Having performed disappointingly in the first set, Murray did better in the second by breaking in the opening game, courtesy of a pair of Polish double faults, and he passed up a golden opportunity to take a 4-1 lead by allowing the Pole to escape two break points. At 3-2 Murray had to fend off a Polish break point, and then at 4-3 there were three more chances for the tall Pole to break. Again Murray survived - just - before going on to hold serve and level the match after one hour and 33 minutes.
As the light on Centre Court began to fade and Janowicz repeatedly wanted to know when the roof might be closed it was Murray, to the dismay of the crowd, who struggled to hold his comparatively inexperienced opponent at bay early in the third set and he found himself 4-1 down before, pumping his arms to seek the spectators' support, the Scot launched a thrilling counter-attack which provided the fans with just what they had been wanting to cheer for.
At last playing the sort of tennis expected of someone who had reached the final of the last three Grand Slams he played, Murray swept five straight games and a clearly distraught Janowicz was booed for slamming his racket onto the net tape as a set which he had seemed to dominate was snatched from him.
It was at this point that Jarrett came on court, spoke to the umpire and then informed an astonished Murray the match would be suspended while the roof was closed. Diplomatically, Janowicz, who - as Murray pointed out - had repeatedly asked for the roof cover, was away on a toilet break. As Murray told the tournament referee, "There is at least 45 minutes of tennis left" , the clear inference being that, with the Pole in disarray and Murray rampant, only one more set would have been needed.
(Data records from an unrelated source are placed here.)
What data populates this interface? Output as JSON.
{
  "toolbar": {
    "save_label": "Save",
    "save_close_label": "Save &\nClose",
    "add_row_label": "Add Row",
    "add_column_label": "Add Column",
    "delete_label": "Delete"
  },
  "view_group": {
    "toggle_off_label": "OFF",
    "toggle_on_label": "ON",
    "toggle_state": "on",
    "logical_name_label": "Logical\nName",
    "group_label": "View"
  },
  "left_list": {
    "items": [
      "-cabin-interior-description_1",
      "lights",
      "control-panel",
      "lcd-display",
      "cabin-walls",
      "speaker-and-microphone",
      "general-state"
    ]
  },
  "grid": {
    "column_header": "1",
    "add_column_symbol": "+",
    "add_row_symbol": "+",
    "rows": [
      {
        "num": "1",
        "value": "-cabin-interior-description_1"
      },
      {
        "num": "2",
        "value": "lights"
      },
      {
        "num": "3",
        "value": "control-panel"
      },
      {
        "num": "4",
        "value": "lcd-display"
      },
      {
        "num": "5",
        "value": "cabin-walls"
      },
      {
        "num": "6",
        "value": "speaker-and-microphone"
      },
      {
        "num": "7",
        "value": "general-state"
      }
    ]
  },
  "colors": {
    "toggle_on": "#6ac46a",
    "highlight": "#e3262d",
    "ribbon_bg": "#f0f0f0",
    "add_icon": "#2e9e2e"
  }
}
Twenty minutes later the players were out again, warming up for what was now, in effect, an indoor match.But if the delay had upset Murray's rhythm it certainly didn't show. He broke the Pole in the third game, held his own serve with increasing assurance and at the end it was Janowicz who handed the match over with another pair of double-faults in the ninth - and final - game of the fourth set.
On the question of the roof closure, Murray said, "I just feel Wimbledon is an outdoor event and you should play it outdoors until it is not possible. Anybody wold be angry when you have the momentum with you and it is still light. But once I got back on the court I wasn't angry and it worked out OK for me in the end."
As for his chances on Sunday, he said, "I learned a lot from last year's Wimbledon, and though I lost I didn't have any regrets as such. I will probably be in a better place mentally because I have been there before and I have won a Grand Slam. I would hope I would be a bit calmer but I might wake up on Sunday and be more nervous than ever before. But I wouldn't expect to be."
20:24...But boy, it was a barrow-load of fun. I hope you enjoyed it even half as much as we did. Thank you for all your messages throughout, you've been the glue holding us together as the edges frayed amid the madness. Now if you'll excuse me, it's time for us Brits to raise a toast to Andy Murray and Fred Perry. British sporting legends both.
20:19It was the wackiest of Wimbledons with the most unlikely of headline-makers: Sergiy Stakhovsky, Steve Darcis, Michelle Larcher de Brito, Kimiko-Date Krumm, Jerzy Janowicz, Sabine Lisicki, Marion Bartoli...View all